Supplied data START
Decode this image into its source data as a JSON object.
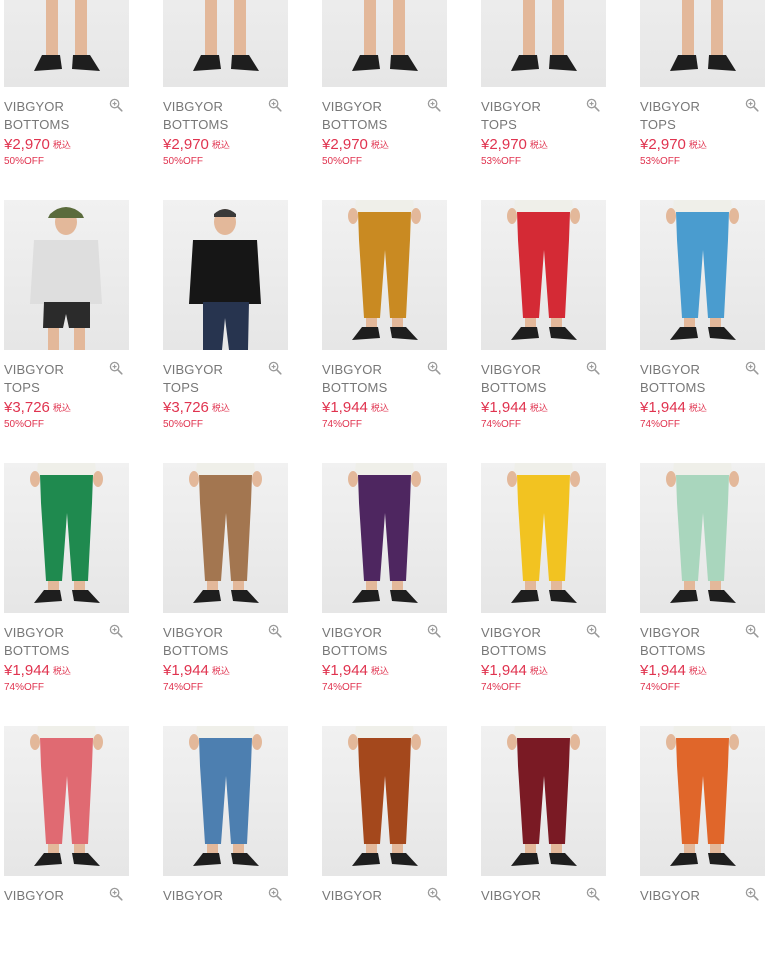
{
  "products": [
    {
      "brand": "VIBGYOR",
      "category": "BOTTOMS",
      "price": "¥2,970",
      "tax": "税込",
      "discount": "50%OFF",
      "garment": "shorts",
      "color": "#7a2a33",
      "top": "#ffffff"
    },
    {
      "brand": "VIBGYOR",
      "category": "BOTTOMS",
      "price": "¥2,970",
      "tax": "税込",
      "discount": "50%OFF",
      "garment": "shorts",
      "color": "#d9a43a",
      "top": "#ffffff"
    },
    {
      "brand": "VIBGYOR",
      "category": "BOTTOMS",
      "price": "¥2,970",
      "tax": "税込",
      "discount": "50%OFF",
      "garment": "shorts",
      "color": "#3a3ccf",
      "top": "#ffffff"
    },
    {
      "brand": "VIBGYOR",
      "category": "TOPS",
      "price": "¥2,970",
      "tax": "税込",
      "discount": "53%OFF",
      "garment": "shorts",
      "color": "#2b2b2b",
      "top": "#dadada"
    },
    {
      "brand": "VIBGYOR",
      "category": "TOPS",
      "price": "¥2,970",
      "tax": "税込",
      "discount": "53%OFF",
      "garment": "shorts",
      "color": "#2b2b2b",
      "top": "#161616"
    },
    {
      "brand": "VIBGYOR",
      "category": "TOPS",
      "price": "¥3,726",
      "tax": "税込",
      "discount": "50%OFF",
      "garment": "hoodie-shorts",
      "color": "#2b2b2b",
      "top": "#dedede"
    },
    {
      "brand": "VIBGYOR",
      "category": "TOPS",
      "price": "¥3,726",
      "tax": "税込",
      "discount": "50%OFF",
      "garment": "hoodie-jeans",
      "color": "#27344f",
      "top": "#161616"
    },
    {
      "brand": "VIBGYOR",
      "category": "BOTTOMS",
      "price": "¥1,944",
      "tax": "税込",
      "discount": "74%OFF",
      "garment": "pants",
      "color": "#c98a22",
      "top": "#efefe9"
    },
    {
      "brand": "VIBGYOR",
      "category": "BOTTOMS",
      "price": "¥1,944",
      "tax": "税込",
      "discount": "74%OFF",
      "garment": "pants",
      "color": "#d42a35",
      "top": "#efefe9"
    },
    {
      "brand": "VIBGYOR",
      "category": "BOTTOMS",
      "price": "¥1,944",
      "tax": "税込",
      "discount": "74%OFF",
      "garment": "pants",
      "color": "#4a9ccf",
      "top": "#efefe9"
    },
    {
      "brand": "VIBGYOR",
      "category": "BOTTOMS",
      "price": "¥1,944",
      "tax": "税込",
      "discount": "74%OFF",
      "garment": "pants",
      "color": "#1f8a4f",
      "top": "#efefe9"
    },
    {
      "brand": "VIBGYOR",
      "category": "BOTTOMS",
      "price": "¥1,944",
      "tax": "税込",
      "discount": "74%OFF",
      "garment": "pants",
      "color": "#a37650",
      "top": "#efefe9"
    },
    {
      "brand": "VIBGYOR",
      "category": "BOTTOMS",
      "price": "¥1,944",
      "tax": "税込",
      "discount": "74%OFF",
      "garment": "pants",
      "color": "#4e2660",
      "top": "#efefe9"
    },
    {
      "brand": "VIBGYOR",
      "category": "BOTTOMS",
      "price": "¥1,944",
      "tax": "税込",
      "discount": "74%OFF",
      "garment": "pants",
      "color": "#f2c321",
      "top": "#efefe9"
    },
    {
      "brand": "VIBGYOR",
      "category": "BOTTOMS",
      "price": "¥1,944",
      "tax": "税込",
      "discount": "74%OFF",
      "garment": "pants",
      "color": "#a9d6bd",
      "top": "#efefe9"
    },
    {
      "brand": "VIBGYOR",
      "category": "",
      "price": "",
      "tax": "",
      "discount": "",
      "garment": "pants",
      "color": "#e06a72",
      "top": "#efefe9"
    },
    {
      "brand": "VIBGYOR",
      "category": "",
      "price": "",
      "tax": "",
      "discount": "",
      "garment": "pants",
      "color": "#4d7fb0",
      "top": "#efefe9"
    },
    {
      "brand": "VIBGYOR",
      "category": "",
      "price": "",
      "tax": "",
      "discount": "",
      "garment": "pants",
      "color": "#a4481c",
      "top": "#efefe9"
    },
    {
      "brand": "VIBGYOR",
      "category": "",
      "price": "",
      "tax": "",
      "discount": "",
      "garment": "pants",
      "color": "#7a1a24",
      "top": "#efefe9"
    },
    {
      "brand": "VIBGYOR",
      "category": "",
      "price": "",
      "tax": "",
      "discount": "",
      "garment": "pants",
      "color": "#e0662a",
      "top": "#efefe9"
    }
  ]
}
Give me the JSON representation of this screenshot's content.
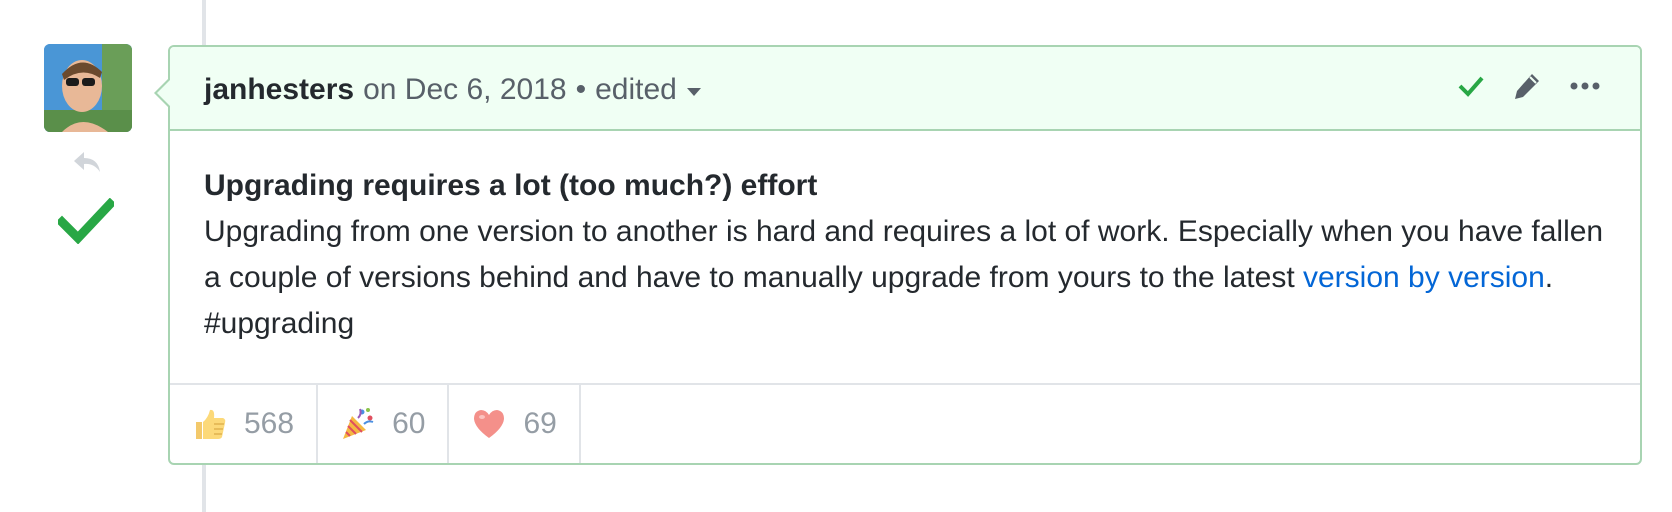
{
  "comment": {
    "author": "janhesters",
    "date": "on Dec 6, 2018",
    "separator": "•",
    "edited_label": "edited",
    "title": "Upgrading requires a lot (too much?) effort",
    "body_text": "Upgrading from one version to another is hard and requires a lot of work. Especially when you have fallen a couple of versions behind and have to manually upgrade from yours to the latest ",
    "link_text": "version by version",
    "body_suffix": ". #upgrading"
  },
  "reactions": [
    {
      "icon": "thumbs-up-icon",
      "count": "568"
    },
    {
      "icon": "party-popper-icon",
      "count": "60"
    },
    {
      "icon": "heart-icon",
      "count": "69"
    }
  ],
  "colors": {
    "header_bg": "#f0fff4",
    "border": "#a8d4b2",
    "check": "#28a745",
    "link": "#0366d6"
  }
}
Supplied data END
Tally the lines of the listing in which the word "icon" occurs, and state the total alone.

• Output:
3